I DROVE, TOO! This year's Ride and Drive feature was new for this show. It yielded a surprise – Subaru was the one offering the Ride and Drive showcase from the back of the Minneapolis Convention Center. In Chicago, Toyota, Jeep, Ford and Chevrolet offered indoor ride along experiences. Subaru gave us a chance to actually get behind the wheel outside in the cold over the potholes and ice patches of downtown Minneapolis – the only way these vehicles were meant to be driven!
It was also a great opportunity to check out the latest Subaru Legacy sedan.
Why the Legacy? It's been the foremost Subaru model I have driven over the years – aside from the Outback. When I drove the Legacy last, I pretty much declared it a "proper winter warrior." It still is – and more so. While the last Legacy was sporty and engaging, this one's more mature and relaxed. I felt relaxed behind the wheel because the Legacy drove with confidence knowing that potholes and potential ice would not deter it from its duty. The fact that it still has all-wheel drive, a horizontally opposed four-cylinder mill, a continuously variable transmission and every safety feature known to Subaru, makes it a winner in this market.
What I wasn't prepared for was the relaxing part. The space and comfort I had behind the wheel and having everything within the palm of my hand was more than enough for this latest Legacy to win me over.
Truly, I love what Subaru has accomplished in bringing the Legacy right into the heart of the most competitive market segment in this country. It certainly warrants a more extensive examination sometime in the near future.
WHAT THE PUBLIC IS SAYING? If you want a star of the show, Hyundai had it in the bag.
According to my friends Kevin, Rick and Eric, it was unanimous that the Hyundai Equus was indeed the big draw inside the Minneapolis Convention Center. It was a lucky chance that we appeared at the same time around the flagship sedan where the comments flowed with delight.
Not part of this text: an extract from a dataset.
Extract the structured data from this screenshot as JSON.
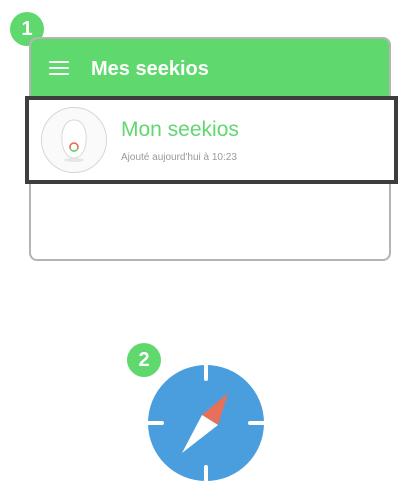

The one comment I heard from my friends was the fact that it is a Hyundai with a $58,000 price tag – equipped with luxury features found on more expensive machinery. And, we weren't the only ones swarming all over the Equus and singing its praises…
Listening to what my friends said confirmed something that I first explored a year-and-a-half ago: Hyundai needed to make something extraordinary for a halo product that would start conversations about luxury. The Equus was done very nicely with more than enough glamour and glitz to forget that Lincoln was using the MKT as their next "Town Car." What I notice in the Equus is a combination of old school luxury, the latest technology and gadgetry with an honest air of elegance. It is a Korean-made Maybach 57 without the thirsty turbocharged and outdated V12 and the King's Ransom price tag.
I hope Kevin, Rick and Eric would agree on that summation.
It was a busy one with friends and industry contacts alike. As my friend Kevin said, I was in my element. And, trust me, there's more to write about…